» Task brief:
Exact reproduction of the data is required, with images excluded.

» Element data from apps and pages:
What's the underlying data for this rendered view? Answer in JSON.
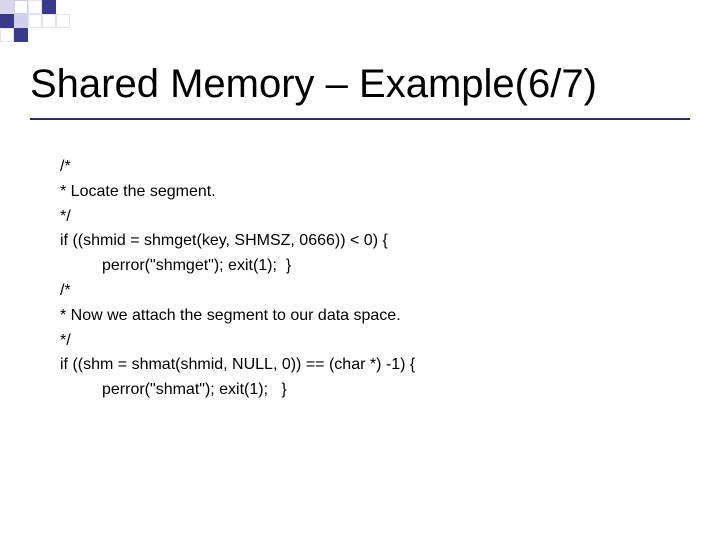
{
  "title": "Shared Memory – Example(6/7)",
  "code": {
    "l1": "/*",
    "l2": "* Locate the segment.",
    "l3": "*/",
    "l4": "if ((shmid = shmget(key, SHMSZ, 0666)) < 0) {",
    "l5": "perror(\"shmget\"); exit(1);  }",
    "l6": "/*",
    "l7": "* Now we attach the segment to our data space.",
    "l8": "*/",
    "l9": "if ((shm = shmat(shmid, NULL, 0)) == (char *) -1) {",
    "l10": "perror(\"shmat\"); exit(1);   }"
  }
}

» Answer space:
What's the underlying data for this rendered view? Answer in JSON.
{
  "title": "Shared Memory – Example(6/7)",
  "code": {
    "l1": "/*",
    "l2": "* Locate the segment.",
    "l3": "*/",
    "l4": "if ((shmid = shmget(key, SHMSZ, 0666)) < 0) {",
    "l5": "perror(\"shmget\"); exit(1);  }",
    "l6": "/*",
    "l7": "* Now we attach the segment to our data space.",
    "l8": "*/",
    "l9": "if ((shm = shmat(shmid, NULL, 0)) == (char *) -1) {",
    "l10": "perror(\"shmat\"); exit(1);   }"
  }
}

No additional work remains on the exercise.